Since the public whipping, he has begun hanging out with literary lions, published some works, and comparing himself to Hemingway and Henry Miller. His latest project is Full Fathom Productions, a boiler-room operation where he gets debt-ridden MFA grads to write young-adult novels he will then peddle to Hollywood and the publishing empires, with a view to producing the next Harry Potter or Twilight franchise. In a fascinating article from New York Magazine we see how he offers these starving writers contracts that virtually enslave them, for at least one book. meanwhile, he owns the copyright, the authors psuedonym, and 40% of the take. Sort of like Oprah owns her spinoffs like Drs. Phil and Oz.

[ related topics: Books Writing Beer Copyright/Trademark New York ]

comments in ascending chronological order (reverse):

#Comment Re: made: 2010-11-15 06:40:42.470053+00 by: spc476

I think Dave Sim's Pro Con '93 Address should be mandatory reading for anyone producing intellectual property. Sure, Dave Sim is a misogynist right-wing nutcase (to get that bit out of the way) but he's a great artist, and he certainly has put his money where his mouth is (he self-published 300 issues of his own comic).

#Comment Re: made: 2010-11-15 22:33:41.936468+00 by: petronius

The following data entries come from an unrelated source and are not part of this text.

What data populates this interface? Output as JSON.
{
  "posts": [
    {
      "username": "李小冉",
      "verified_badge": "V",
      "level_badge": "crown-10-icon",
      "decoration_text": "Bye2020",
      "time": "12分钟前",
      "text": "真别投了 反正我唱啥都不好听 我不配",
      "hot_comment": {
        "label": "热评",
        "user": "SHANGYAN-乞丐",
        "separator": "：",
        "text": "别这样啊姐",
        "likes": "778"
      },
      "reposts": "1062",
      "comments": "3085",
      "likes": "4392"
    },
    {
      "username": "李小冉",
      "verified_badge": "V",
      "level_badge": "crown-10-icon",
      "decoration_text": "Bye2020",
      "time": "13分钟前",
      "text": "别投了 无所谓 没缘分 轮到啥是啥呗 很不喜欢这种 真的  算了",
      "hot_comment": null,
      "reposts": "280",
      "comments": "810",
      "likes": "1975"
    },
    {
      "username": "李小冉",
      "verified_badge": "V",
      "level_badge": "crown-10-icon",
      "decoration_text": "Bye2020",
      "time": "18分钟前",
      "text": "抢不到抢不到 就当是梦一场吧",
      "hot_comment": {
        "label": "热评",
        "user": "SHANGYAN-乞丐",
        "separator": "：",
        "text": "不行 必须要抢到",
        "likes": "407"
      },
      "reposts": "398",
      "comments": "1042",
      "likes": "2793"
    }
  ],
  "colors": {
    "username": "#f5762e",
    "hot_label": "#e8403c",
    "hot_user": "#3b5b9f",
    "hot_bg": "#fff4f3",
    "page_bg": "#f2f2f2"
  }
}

Self publishing is fine, but only for the truly obsessive. Frey's idea is not to be a publisher, or even an agent, but rather a repackager. I'm not sure what he can offer the publisher or Spielberg that others can't, except the strange cachet of being a proven liar who writes a fair line of prose.